= Requirement =
Give the count of lines in the records that contain the string "options", and write nothing but that number.

= Data for analysis =
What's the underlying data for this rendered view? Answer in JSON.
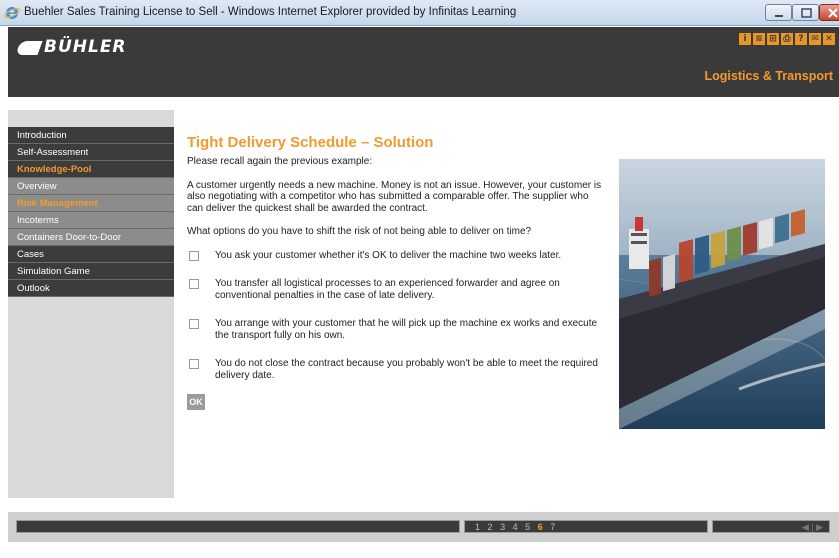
{
  "window": {
    "title": "Buehler Sales Training License to Sell - Windows Internet Explorer provided by Infinitas Learning"
  },
  "header": {
    "logo_text": "BÜHLER",
    "section_title": "Logistics & Transport",
    "toolbar_icons": [
      "info-icon",
      "list-icon",
      "sitemap-icon",
      "print-icon",
      "help-icon",
      "mail-icon",
      "close-icon"
    ],
    "toolbar_glyphs": [
      "i",
      "≡",
      "⊞",
      "⎙",
      "?",
      "✉",
      "✕"
    ]
  },
  "sidebar": {
    "items": [
      {
        "label": "Introduction",
        "type": "main"
      },
      {
        "label": "Self-Assessment",
        "type": "main"
      },
      {
        "label": "Knowledge-Pool",
        "type": "active"
      },
      {
        "label": "Overview",
        "type": "sub"
      },
      {
        "label": "Risk Management",
        "type": "current"
      },
      {
        "label": "Incoterms",
        "type": "sub"
      },
      {
        "label": "Containers Door-to-Door",
        "type": "sub"
      },
      {
        "label": "Cases",
        "type": "main"
      },
      {
        "label": "Simulation Game",
        "type": "main"
      },
      {
        "label": "Outlook",
        "type": "main"
      }
    ]
  },
  "main": {
    "heading": "Tight Delivery Schedule – Solution",
    "intro": "Please recall again the previous example:",
    "scenario": "A customer urgently needs a new machine. Money is not an issue. However, your customer is also negotiating with a competitor who has submitted a comparable offer. The supplier who can deliver the quickest shall be awarded the contract.",
    "question": "What options do you have to shift the risk of not being able to deliver on time?",
    "options": [
      "You ask your customer whether it's OK to deliver the machine two weeks later.",
      "You transfer all logistical processes to an experienced forwarder and agree on conventional penalties in the case of late delivery.",
      "You arrange with your customer that he will pick up the machine ex works and execute the transport fully on his own.",
      "You do not close the contract because you probably won't be able to meet the required delivery date."
    ],
    "ok_label": "OK"
  },
  "footer": {
    "pages": [
      "1",
      "2",
      "3",
      "4",
      "5",
      "6",
      "7"
    ],
    "current_page": "6",
    "nav_arrows": "◀ | ▶"
  },
  "colors": {
    "accent": "#f39a2e",
    "header_bg": "#3a3a3a",
    "sidebar_bg": "#d9d9d9"
  }
}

= Task output =
2